[Page and application data records]
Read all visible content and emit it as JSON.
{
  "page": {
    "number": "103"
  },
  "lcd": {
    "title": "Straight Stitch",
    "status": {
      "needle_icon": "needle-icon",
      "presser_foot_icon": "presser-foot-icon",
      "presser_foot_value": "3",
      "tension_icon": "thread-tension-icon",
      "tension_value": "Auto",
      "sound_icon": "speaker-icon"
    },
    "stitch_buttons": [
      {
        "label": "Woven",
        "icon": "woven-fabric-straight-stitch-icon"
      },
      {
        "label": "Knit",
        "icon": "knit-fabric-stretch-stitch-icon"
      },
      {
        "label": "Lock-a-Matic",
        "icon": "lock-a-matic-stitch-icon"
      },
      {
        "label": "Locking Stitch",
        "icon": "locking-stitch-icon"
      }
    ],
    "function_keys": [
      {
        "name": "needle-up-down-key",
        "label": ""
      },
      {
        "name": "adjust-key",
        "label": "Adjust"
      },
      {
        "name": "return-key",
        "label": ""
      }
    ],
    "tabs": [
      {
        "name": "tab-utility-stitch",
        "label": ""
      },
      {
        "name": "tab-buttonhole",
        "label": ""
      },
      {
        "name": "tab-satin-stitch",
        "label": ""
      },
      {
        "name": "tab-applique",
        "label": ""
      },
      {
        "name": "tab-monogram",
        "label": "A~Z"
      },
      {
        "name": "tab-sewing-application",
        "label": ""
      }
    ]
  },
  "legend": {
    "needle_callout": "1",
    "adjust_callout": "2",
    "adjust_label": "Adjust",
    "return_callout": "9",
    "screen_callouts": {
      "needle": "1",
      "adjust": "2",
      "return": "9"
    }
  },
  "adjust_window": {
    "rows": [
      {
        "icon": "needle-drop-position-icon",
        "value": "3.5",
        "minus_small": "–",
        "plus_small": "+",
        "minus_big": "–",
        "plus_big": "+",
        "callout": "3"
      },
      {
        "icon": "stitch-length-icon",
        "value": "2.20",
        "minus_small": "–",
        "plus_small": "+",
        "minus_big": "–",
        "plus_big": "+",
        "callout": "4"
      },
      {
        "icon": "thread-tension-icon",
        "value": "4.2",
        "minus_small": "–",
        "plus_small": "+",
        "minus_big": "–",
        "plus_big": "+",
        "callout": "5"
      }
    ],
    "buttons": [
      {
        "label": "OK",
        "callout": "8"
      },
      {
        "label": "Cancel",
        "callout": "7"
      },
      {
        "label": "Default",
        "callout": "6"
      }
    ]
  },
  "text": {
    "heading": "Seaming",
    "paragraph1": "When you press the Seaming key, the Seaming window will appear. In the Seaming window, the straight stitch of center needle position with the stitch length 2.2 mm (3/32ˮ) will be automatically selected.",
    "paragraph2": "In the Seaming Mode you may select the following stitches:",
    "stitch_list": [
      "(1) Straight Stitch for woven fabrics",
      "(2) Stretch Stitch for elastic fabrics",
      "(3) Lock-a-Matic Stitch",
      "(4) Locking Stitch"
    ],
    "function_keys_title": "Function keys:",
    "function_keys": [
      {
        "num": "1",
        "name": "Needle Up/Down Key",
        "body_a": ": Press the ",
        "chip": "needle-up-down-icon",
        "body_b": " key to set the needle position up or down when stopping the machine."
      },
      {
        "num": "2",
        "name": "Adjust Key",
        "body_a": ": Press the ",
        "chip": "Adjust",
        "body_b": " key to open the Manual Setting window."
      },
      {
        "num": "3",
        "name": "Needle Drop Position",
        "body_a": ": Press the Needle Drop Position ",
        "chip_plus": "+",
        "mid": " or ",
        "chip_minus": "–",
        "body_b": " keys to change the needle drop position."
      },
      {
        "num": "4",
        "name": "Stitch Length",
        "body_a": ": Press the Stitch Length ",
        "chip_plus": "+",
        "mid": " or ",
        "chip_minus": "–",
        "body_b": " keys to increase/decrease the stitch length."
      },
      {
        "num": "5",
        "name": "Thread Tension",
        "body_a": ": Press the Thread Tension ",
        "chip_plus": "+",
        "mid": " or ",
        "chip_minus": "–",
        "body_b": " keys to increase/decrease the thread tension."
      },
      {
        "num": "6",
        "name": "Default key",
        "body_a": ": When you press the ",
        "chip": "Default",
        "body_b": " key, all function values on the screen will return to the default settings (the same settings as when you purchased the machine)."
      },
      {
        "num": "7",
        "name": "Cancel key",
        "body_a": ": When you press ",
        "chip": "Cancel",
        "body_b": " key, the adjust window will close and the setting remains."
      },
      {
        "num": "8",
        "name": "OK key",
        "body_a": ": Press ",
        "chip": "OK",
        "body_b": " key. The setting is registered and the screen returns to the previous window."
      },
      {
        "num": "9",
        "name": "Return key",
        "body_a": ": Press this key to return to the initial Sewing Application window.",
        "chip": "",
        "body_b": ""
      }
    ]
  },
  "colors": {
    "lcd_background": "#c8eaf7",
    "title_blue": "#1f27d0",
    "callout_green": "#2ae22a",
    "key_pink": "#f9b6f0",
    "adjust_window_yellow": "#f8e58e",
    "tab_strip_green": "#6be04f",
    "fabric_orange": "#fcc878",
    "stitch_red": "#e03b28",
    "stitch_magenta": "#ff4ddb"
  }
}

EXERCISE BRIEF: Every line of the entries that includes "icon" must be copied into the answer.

EXERCISE RESPONSE:
      "needle_icon": "needle-icon",
      "presser_foot_icon": "presser-foot-icon",
      "tension_icon": "thread-tension-icon",
      "sound_icon": "speaker-icon"
        "icon": "woven-fabric-straight-stitch-icon"
        "icon": "knit-fabric-stretch-stitch-icon"
        "icon": "lock-a-matic-stitch-icon"
        "icon": "locking-stitch-icon"
        "icon": "needle-drop-position-icon",
        "icon": "stitch-length-icon",
        "icon": "thread-tension-icon",
        "chip": "needle-up-down-icon",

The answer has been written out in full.